WHAT IS REQUIRED → Word for word, return the entries listed below.

INFORMATION →
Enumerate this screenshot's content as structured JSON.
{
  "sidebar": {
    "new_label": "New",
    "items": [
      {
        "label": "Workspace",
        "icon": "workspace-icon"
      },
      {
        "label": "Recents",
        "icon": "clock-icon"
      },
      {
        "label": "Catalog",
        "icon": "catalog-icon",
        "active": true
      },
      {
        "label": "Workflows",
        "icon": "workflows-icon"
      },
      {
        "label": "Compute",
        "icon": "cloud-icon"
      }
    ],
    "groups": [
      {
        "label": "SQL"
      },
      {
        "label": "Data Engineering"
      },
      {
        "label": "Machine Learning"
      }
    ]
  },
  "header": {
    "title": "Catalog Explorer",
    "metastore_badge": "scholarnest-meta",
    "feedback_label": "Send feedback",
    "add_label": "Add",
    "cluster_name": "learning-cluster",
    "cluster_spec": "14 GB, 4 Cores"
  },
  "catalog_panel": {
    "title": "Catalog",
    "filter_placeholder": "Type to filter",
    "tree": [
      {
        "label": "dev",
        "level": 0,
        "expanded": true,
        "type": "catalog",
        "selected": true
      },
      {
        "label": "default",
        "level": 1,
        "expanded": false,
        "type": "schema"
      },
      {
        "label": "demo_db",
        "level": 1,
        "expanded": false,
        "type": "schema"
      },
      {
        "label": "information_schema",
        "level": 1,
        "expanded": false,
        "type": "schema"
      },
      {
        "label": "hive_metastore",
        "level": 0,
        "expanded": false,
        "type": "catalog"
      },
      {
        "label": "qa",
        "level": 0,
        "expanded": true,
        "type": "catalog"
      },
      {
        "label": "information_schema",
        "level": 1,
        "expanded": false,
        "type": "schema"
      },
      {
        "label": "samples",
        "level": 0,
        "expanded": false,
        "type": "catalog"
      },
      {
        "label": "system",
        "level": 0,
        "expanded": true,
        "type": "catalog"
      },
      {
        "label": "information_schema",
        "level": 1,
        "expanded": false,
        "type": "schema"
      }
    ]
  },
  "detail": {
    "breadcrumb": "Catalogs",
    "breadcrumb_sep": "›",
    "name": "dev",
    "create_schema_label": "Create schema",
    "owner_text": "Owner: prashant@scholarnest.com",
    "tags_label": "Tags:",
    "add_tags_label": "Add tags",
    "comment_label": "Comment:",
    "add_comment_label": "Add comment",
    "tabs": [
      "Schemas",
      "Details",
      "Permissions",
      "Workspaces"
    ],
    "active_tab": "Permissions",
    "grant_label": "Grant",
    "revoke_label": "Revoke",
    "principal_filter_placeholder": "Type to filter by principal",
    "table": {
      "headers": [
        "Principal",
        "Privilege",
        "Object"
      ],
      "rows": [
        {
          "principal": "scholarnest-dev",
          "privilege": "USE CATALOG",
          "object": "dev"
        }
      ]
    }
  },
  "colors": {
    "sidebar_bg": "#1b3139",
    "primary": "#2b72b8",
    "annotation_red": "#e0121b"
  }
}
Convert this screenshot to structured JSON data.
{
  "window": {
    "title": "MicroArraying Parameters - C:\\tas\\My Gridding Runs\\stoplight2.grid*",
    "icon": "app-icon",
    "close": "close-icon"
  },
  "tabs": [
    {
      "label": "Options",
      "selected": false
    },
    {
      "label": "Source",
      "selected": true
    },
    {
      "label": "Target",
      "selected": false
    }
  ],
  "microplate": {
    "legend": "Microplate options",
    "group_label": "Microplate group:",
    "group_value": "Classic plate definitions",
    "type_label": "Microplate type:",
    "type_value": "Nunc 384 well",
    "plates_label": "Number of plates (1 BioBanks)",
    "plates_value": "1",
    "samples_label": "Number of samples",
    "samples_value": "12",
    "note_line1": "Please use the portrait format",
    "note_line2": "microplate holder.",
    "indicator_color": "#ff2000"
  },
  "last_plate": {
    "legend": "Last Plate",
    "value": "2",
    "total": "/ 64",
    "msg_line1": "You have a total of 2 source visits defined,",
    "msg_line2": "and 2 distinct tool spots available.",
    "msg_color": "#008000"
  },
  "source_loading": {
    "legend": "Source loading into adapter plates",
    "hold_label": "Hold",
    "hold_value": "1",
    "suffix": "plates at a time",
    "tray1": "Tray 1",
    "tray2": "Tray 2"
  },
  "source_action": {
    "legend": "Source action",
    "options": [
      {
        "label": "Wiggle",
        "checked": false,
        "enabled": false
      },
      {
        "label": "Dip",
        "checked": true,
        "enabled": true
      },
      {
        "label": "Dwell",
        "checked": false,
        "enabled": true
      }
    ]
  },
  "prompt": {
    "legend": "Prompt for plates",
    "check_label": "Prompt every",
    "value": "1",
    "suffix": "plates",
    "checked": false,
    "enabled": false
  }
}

FINISHED TASK →
Enumerate this screenshot's content as structured JSON.
{
  "sidebar": {
    "new_label": "New",
    "items": [
      {
        "label": "Workspace",
        "icon": "workspace-icon"
      },
      {
        "label": "Recents",
        "icon": "clock-icon"
      },
      {
        "label": "Catalog",
        "icon": "catalog-icon",
        "active": true
      },
      {
        "label": "Workflows",
        "icon": "workflows-icon"
      },
      {
        "label": "Compute",
        "icon": "cloud-icon"
      }
    ],
    "groups": [
      {
        "label": "SQL"
      },
      {
        "label": "Data Engineering"
      },
      {
        "label": "Machine Learning"
      }
    ]
  },
  "header": {
    "title": "Catalog Explorer",
    "metastore_badge": "scholarnest-meta",
    "feedback_label": "Send feedback",
    "add_label": "Add",
    "cluster_name": "learning-cluster",
    "cluster_spec": "14 GB, 4 Cores"
  },
  "catalog_panel": {
    "title": "Catalog",
    "filter_placeholder": "Type to filter",
    "tree": [
      {
        "label": "dev",
        "level": 0,
        "expanded": true,
        "type": "catalog",
        "selected": true
      },
      {
        "label": "default",
        "level": 1,
        "expanded": false,
        "type": "schema"
      },
      {
        "label": "demo_db",
        "level": 1,
        "expanded": false,
        "type": "schema"
      },
      {
        "label": "information_schema",
        "level": 1,
        "expanded": false,
        "type": "schema"
      },
      {
        "label": "hive_metastore",
        "level": 0,
        "expanded": false,
        "type": "catalog"
      },
      {
        "label": "qa",
        "level": 0,
        "expanded": true,
        "type": "catalog"
      },
      {
        "label": "information_schema",
        "level": 1,
        "expanded": false,
        "type": "schema"
      },
      {
        "label": "samples",
        "level": 0,
        "expanded": false,
        "type": "catalog"
      },
      {
        "label": "system",
        "level": 0,
        "expanded": true,
        "type": "catalog"
      },
      {
        "label": "information_schema",
        "level": 1,
        "expanded": false,
        "type": "schema"
      }
    ]
  },
  "detail": {
    "breadcrumb": "Catalogs",
    "breadcrumb_sep": "›",
    "name": "dev",
    "create_schema_label": "Create schema",
    "owner_text": "Owner: prashant@scholarnest.com",
    "tags_label": "Tags:",
    "add_tags_label": "Add tags",
    "comment_label": "Comment:",
    "add_comment_label": "Add comment",
    "tabs": [
      "Schemas",
      "Details",
      "Permissions",
      "Workspaces"
    ],
    "active_tab": "Permissions",
    "grant_label": "Grant",
    "revoke_label": "Revoke",
    "principal_filter_placeholder": "Type to filter by principal",
    "table": {
      "headers": [
        "Principal",
        "Privilege",
        "Object"
      ],
      "rows": [
        {
          "principal": "scholarnest-dev",
          "privilege": "USE CATALOG",
          "object": "dev"
        }
      ]
    }
  },
  "colors": {
    "sidebar_bg": "#1b3139",
    "primary": "#2b72b8",
    "annotation_red": "#e0121b"
  }
}
Convert this screenshot to structured JSON data.
{
  "window": {
    "title": "MicroArraying Parameters - C:\\tas\\My Gridding Runs\\stoplight2.grid*",
    "icon": "app-icon",
    "close": "close-icon"
  },
  "tabs": [
    {
      "label": "Options",
      "selected": false
    },
    {
      "label": "Source",
      "selected": true
    },
    {
      "label": "Target",
      "selected": false
    }
  ],
  "microplate": {
    "legend": "Microplate options",
    "group_label": "Microplate group:",
    "group_value": "Classic plate definitions",
    "type_label": "Microplate type:",
    "type_value": "Nunc 384 well",
    "plates_label": "Number of plates (1 BioBanks)",
    "plates_value": "1",
    "samples_label": "Number of samples",
    "samples_value": "12",
    "note_line1": "Please use the portrait format",
    "note_line2": "microplate holder.",
    "indicator_color": "#ff2000"
  },
  "last_plate": {
    "legend": "Last Plate",
    "value": "2",
    "total": "/ 64",
    "msg_line1": "You have a total of 2 source visits defined,",
    "msg_line2": "and 2 distinct tool spots available.",
    "msg_color": "#008000"
  },
  "source_loading": {
    "legend": "Source loading into adapter plates",
    "hold_label": "Hold",
    "hold_value": "1",
    "suffix": "plates at a time",
    "tray1": "Tray 1",
    "tray2": "Tray 2"
  },
  "source_action": {
    "legend": "Source action",
    "options": [
      {
        "label": "Wiggle",
        "checked": false,
        "enabled": false
      },
      {
        "label": "Dip",
        "checked": true,
        "enabled": true
      },
      {
        "label": "Dwell",
        "checked": false,
        "enabled": true
      }
    ]
  },
  "prompt": {
    "legend": "Prompt for plates",
    "check_label": "Prompt every",
    "value": "1",
    "suffix": "plates",
    "checked": false,
    "enabled": false
  }
}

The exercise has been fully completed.